Charles Green, who is leading a consortium aiming to buy the club, had hoped to persuade creditors to agree to a Company Voluntary Arrangement (CVA) -- where creditors are offered a percentage of total monies owed -- thereby allowing Rangers to exit administration.
However, the decision of Her Majesty's Revenue and Customs (HMRC) -- which are owed more than £21 million ($32.6m) -- means that Green must now instead push ahead with plans to buy the club's assets and form a new company, a move which could force them to apply for re-entry to the bottom tier of the Scottish league.
Green said in a statement: "I am hugely disappointed by the decision of HMRC not to support the CVA proposal and that disappointment will be felt acutely by Rangers fans across the world."
HMRC believe their decision to force liquidation will allow them to pursue individuals for the debt.

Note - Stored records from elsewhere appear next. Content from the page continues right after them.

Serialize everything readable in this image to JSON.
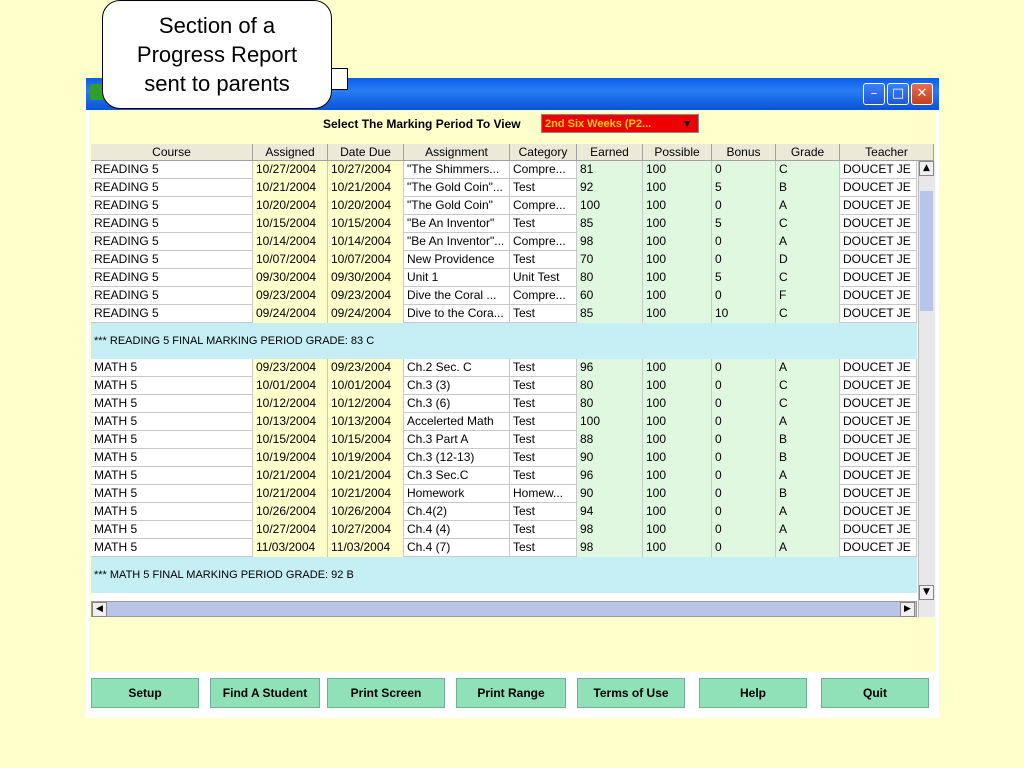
{
  "callout_text": [
    "Section of a",
    "Progress Report",
    "sent to parents"
  ],
  "window": {
    "controls": [
      "minimize-icon",
      "maximize-icon",
      "close-icon"
    ]
  },
  "selector": {
    "label": "Select The Marking Period To View",
    "value": "2nd Six Weeks (P2..."
  },
  "columns": [
    "Course",
    "Assigned",
    "Date Due",
    "Assignment",
    "Category",
    "Earned",
    "Possible",
    "Bonus",
    "Grade",
    "Teacher"
  ],
  "reading_rows": [
    [
      "READING 5",
      "10/27/2004",
      "10/27/2004",
      "\"The Shimmers...",
      "Compre...",
      "81",
      "100",
      "0",
      "C",
      "DOUCET JE"
    ],
    [
      "READING 5",
      "10/21/2004",
      "10/21/2004",
      "\"The Gold Coin\"...",
      "Test",
      "92",
      "100",
      "5",
      "B",
      "DOUCET JE"
    ],
    [
      "READING 5",
      "10/20/2004",
      "10/20/2004",
      "\"The Gold Coin\"",
      "Compre...",
      "100",
      "100",
      "0",
      "A",
      "DOUCET JE"
    ],
    [
      "READING 5",
      "10/15/2004",
      "10/15/2004",
      "\"Be An Inventor\"",
      "Test",
      "85",
      "100",
      "5",
      "C",
      "DOUCET JE"
    ],
    [
      "READING 5",
      "10/14/2004",
      "10/14/2004",
      "\"Be An Inventor\"...",
      "Compre...",
      "98",
      "100",
      "0",
      "A",
      "DOUCET JE"
    ],
    [
      "READING 5",
      "10/07/2004",
      "10/07/2004",
      "New Providence",
      "Test",
      "70",
      "100",
      "0",
      "D",
      "DOUCET JE"
    ],
    [
      "READING 5",
      "09/30/2004",
      "09/30/2004",
      "Unit 1",
      "Unit Test",
      "80",
      "100",
      "5",
      "C",
      "DOUCET JE"
    ],
    [
      "READING 5",
      "09/23/2004",
      "09/23/2004",
      "Dive the Coral ...",
      "Compre...",
      "60",
      "100",
      "0",
      "F",
      "DOUCET JE"
    ],
    [
      "READING 5",
      "09/24/2004",
      "09/24/2004",
      "Dive to the Cora...",
      "Test",
      "85",
      "100",
      "10",
      "C",
      "DOUCET JE"
    ]
  ],
  "reading_summary": "*** READING 5 FINAL MARKING PERIOD GRADE: 83 C",
  "math_rows": [
    [
      "MATH 5",
      "09/23/2004",
      "09/23/2004",
      "Ch.2 Sec. C",
      "Test",
      "96",
      "100",
      "0",
      "A",
      "DOUCET JE"
    ],
    [
      "MATH 5",
      "10/01/2004",
      "10/01/2004",
      "Ch.3 (3)",
      "Test",
      "80",
      "100",
      "0",
      "C",
      "DOUCET JE"
    ],
    [
      "MATH 5",
      "10/12/2004",
      "10/12/2004",
      "Ch.3 (6)",
      "Test",
      "80",
      "100",
      "0",
      "C",
      "DOUCET JE"
    ],
    [
      "MATH 5",
      "10/13/2004",
      "10/13/2004",
      "Accelerted Math",
      "Test",
      "100",
      "100",
      "0",
      "A",
      "DOUCET JE"
    ],
    [
      "MATH 5",
      "10/15/2004",
      "10/15/2004",
      "Ch.3 Part A",
      "Test",
      "88",
      "100",
      "0",
      "B",
      "DOUCET JE"
    ],
    [
      "MATH 5",
      "10/19/2004",
      "10/19/2004",
      "Ch.3 (12-13)",
      "Test",
      "90",
      "100",
      "0",
      "B",
      "DOUCET JE"
    ],
    [
      "MATH 5",
      "10/21/2004",
      "10/21/2004",
      "Ch.3 Sec.C",
      "Test",
      "96",
      "100",
      "0",
      "A",
      "DOUCET JE"
    ],
    [
      "MATH 5",
      "10/21/2004",
      "10/21/2004",
      "Homework",
      "Homew...",
      "90",
      "100",
      "0",
      "B",
      "DOUCET JE"
    ],
    [
      "MATH 5",
      "10/26/2004",
      "10/26/2004",
      "Ch.4(2)",
      "Test",
      "94",
      "100",
      "0",
      "A",
      "DOUCET JE"
    ],
    [
      "MATH 5",
      "10/27/2004",
      "10/27/2004",
      "Ch.4 (4)",
      "Test",
      "98",
      "100",
      "0",
      "A",
      "DOUCET JE"
    ],
    [
      "MATH 5",
      "11/03/2004",
      "11/03/2004",
      "Ch.4 (7)",
      "Test",
      "98",
      "100",
      "0",
      "A",
      "DOUCET JE"
    ]
  ],
  "math_summary": "*** MATH 5 FINAL MARKING PERIOD GRADE: 92 B",
  "buttons": [
    "Setup",
    "Find A Student",
    "Print Screen",
    "Print Range",
    "Terms of Use",
    "Help",
    "Quit"
  ],
  "colors": {
    "date_cell": "#ffffcc",
    "score_cell": "#e0f7e0",
    "summary_row": "#c6eef5",
    "button": "#90e0b8",
    "dropdown": "#ee0000"
  }
}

A statement from the tax authority read: "A liquidation provides the best opportunity to protect taxpayers, by allowing the potential investigation and pursuit of possible claims against those responsible for the company's financial affairs in recent years.
"A CVA would restrict the scope of such action.
"Moreover the liquidation route does not prejudice the proposed sale of the club. This sale can take place either through a CVA or a liquidation.
"So the sale is not being undermined, it simply takes a different route.
"Liquidation will enable a sale of the football assets to be made to a new company, thereby ensuring that football will continue at Ibrox.
"It also means that the new company will be free from claims or litigation in a way which would not be achievable with a CVA.
"Rangers can make a fresh start."
If Green forms a new company, he will have to apply to the Scottish Premier League (SPL) to acquire Rangers' share in the competition. The clubs themselves will decide whether to accept.
A new Rangers would not be able to compete in Europe for three years under UEFA rules.
Rangers' administrators, Duff and Phelps, released a statement saying that Green's consortium will move to acquire the club's assets immediately after the formal rejection of the CVA proposal at a creditors' meeting at Ibrox on Thursday.
HMRC's court action forced Rangers into administration on February 14 after the club failed to pay millions of pounds in taxes due following the takeover by Craig Whyte in May last year.
Rangers could also face an additional tax bill of up to £75million over their use of Employee Benefit Trust payments to players and staff between 2001 and 2010, which were the subject of a tax tribunal in January.
This scheme, which was administered by the company of former owner Sir David Murray, is also the focus of an SPL investigation into alleged undisclosed payments to players.